[Start of section]
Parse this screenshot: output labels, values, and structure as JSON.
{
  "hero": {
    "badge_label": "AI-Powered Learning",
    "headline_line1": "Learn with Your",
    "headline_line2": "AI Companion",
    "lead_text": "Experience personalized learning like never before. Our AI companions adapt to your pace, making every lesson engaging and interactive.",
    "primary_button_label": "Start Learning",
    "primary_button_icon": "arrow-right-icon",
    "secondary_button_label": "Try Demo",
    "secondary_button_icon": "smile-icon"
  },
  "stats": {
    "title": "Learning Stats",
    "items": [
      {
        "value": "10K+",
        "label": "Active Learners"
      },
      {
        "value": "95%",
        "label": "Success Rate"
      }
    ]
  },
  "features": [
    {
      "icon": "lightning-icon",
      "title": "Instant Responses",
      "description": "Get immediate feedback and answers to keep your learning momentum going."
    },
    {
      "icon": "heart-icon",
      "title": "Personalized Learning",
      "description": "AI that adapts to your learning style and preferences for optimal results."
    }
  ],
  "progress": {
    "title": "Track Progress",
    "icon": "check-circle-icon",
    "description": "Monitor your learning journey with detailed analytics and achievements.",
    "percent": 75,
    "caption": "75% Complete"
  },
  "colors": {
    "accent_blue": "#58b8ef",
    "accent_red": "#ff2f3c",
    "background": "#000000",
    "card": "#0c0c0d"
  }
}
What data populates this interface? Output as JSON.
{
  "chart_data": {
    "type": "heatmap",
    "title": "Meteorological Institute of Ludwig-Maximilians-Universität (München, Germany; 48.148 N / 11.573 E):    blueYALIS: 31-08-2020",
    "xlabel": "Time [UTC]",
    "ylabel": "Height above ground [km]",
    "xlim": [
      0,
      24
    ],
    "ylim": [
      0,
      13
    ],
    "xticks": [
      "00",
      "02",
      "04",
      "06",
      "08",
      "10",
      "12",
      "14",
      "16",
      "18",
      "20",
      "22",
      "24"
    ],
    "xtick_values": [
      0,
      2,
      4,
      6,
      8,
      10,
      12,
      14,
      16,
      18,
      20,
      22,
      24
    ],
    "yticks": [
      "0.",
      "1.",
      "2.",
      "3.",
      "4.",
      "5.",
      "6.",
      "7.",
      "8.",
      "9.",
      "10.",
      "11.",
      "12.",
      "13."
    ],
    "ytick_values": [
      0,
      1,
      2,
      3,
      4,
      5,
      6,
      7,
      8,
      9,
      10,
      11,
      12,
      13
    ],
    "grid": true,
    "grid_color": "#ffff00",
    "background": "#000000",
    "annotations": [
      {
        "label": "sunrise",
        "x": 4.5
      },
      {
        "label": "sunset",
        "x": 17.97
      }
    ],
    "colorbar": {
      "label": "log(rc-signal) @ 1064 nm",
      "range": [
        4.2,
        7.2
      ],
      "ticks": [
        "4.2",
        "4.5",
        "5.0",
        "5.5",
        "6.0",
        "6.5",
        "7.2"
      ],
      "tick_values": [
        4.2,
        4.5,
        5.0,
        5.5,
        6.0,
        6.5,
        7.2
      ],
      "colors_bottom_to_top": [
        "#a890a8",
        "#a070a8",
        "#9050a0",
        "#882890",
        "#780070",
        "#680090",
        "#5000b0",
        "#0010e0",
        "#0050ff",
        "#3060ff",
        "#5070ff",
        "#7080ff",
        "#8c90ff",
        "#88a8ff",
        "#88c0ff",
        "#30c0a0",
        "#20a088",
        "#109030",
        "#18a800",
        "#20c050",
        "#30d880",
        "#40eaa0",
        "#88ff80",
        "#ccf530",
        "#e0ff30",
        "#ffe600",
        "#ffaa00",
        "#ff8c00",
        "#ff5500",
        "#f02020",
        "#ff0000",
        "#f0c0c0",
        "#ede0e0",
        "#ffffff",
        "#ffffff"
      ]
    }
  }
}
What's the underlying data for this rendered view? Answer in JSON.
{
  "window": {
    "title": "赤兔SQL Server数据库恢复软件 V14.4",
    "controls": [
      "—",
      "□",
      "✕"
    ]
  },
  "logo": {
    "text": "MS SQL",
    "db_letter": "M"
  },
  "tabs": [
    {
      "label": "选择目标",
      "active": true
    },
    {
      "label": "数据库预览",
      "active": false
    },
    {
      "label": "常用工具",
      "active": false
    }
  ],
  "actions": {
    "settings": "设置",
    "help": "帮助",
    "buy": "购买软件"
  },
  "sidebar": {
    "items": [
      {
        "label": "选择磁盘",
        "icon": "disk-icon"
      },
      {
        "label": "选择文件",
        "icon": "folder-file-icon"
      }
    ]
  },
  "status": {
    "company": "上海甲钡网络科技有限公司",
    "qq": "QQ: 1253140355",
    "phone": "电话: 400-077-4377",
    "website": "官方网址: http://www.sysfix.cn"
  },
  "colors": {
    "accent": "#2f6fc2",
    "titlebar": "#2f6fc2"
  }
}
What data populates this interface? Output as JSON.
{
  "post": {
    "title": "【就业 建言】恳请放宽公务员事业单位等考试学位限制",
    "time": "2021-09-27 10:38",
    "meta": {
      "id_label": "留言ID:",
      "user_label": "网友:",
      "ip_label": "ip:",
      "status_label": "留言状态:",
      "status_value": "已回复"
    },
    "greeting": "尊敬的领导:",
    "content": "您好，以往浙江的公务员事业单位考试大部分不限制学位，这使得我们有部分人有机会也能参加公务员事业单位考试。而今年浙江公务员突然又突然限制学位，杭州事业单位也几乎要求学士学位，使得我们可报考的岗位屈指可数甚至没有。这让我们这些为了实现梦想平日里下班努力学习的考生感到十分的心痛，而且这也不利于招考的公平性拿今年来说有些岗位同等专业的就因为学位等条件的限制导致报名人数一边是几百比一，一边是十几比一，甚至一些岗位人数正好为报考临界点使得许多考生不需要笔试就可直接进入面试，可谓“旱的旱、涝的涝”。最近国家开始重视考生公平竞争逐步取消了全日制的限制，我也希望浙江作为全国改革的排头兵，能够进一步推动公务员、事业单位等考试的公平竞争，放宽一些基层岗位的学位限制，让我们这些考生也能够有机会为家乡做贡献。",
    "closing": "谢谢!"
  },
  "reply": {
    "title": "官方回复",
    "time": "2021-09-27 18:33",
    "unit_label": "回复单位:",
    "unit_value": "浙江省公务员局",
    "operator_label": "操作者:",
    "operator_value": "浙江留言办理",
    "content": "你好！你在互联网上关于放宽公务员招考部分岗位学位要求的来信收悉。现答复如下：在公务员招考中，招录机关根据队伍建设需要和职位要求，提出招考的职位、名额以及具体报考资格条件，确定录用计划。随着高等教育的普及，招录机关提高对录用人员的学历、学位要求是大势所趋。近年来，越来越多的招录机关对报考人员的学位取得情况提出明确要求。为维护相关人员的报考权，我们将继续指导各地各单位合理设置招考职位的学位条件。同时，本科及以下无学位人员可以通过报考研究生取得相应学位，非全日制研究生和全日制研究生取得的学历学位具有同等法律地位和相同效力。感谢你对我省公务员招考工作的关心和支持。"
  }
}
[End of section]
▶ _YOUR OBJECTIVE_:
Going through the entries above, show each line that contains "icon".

▶ _FINISHED TASK_:
    "primary_button_icon": "arrow-right-icon",
    "secondary_button_icon": "smile-icon"
      "icon": "lightning-icon",
      "icon": "heart-icon",
    "icon": "check-circle-icon",
        "icon": "disk-icon"
        "icon": "folder-file-icon"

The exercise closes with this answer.